WHAT IS EXPECTED: Could you reproduce every record below exactly, excluding all pictures?

AVAILABLE DATA:
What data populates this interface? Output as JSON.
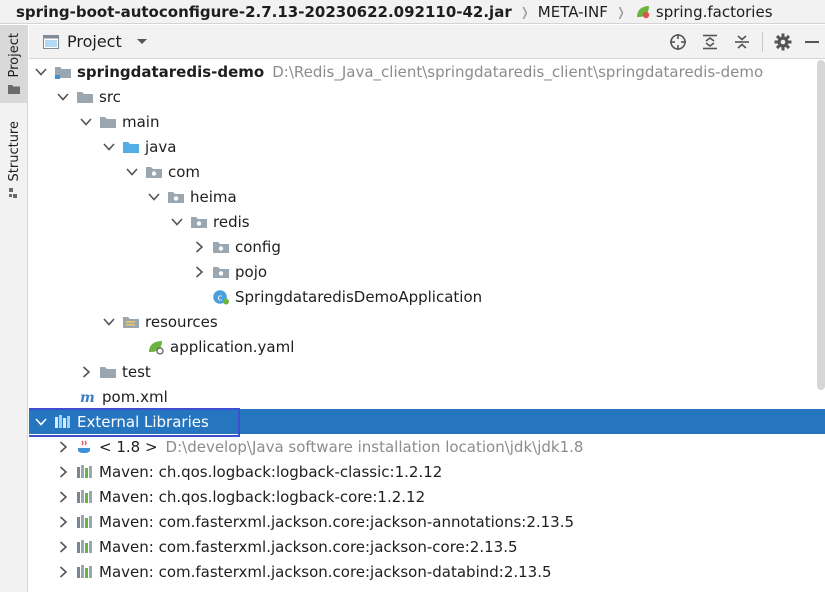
{
  "breadcrumb": {
    "jar": "spring-boot-autoconfigure-2.7.13-20230622.092110-42.jar",
    "folder": "META-INF",
    "file": "spring.factories"
  },
  "tool_strip": {
    "project_tab": "Project",
    "structure_tab": "Structure"
  },
  "panel": {
    "title": "Project"
  },
  "tree": {
    "root_name": "springdataredis-demo",
    "root_path": "D:\\Redis_Java_client\\springdataredis_client\\springdataredis-demo",
    "src": "src",
    "main": "main",
    "java": "java",
    "com": "com",
    "heima": "heima",
    "redis": "redis",
    "config": "config",
    "pojo": "pojo",
    "app_class": "SpringdataredisDemoApplication",
    "resources": "resources",
    "yaml": "application.yaml",
    "test": "test",
    "pom": "pom.xml",
    "external": "External Libraries",
    "jdk_name": "< 1.8 >",
    "jdk_path": "D:\\develop\\Java software installation location\\jdk\\jdk1.8",
    "libs": [
      "Maven: ch.qos.logback:logback-classic:1.2.12",
      "Maven: ch.qos.logback:logback-core:1.2.12",
      "Maven: com.fasterxml.jackson.core:jackson-annotations:2.13.5",
      "Maven: com.fasterxml.jackson.core:jackson-core:2.13.5",
      "Maven: com.fasterxml.jackson.core:jackson-databind:2.13.5"
    ]
  },
  "colors": {
    "selection": "#2675bf",
    "folder": "#9aa7b0",
    "source_folder": "#54aee6",
    "focus_border": "#3d4ed1"
  }
}
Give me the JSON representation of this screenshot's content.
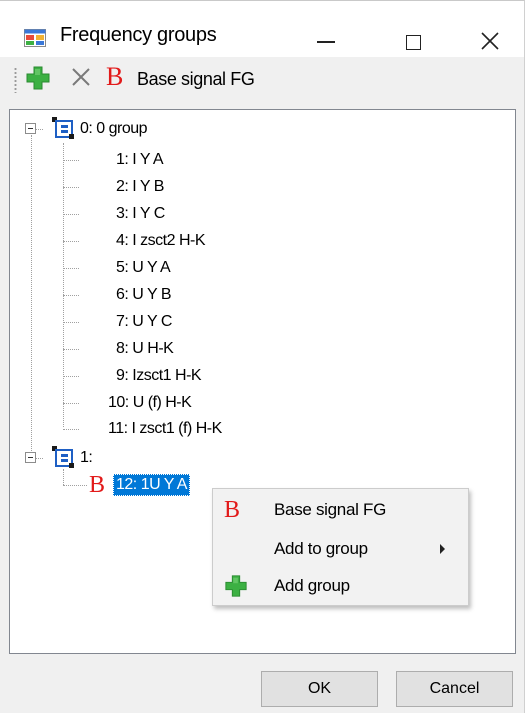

YOUR SOLUTION:
What data populates this interface? Output as JSON.
{
  "breadcrumb": {
    "jar": "spring-boot-autoconfigure-2.7.13-20230622.092110-42.jar",
    "folder": "META-INF",
    "file": "spring.factories"
  },
  "tool_strip": {
    "project_tab": "Project",
    "structure_tab": "Structure"
  },
  "panel": {
    "title": "Project"
  },
  "tree": {
    "root_name": "springdataredis-demo",
    "root_path": "D:\\Redis_Java_client\\springdataredis_client\\springdataredis-demo",
    "src": "src",
    "main": "main",
    "java": "java",
    "com": "com",
    "heima": "heima",
    "redis": "redis",
    "config": "config",
    "pojo": "pojo",
    "app_class": "SpringdataredisDemoApplication",
    "resources": "resources",
    "yaml": "application.yaml",
    "test": "test",
    "pom": "pom.xml",
    "external": "External Libraries",
    "jdk_name": "< 1.8 >",
    "jdk_path": "D:\\develop\\Java software installation location\\jdk\\jdk1.8",
    "libs": [
      "Maven: ch.qos.logback:logback-classic:1.2.12",
      "Maven: ch.qos.logback:logback-core:1.2.12",
      "Maven: com.fasterxml.jackson.core:jackson-annotations:2.13.5",
      "Maven: com.fasterxml.jackson.core:jackson-core:2.13.5",
      "Maven: com.fasterxml.jackson.core:jackson-databind:2.13.5"
    ]
  },
  "colors": {
    "selection": "#2675bf",
    "folder": "#9aa7b0",
    "source_folder": "#54aee6",
    "focus_border": "#3d4ed1"
  }
}
Give me the JSON representation of this screenshot's content.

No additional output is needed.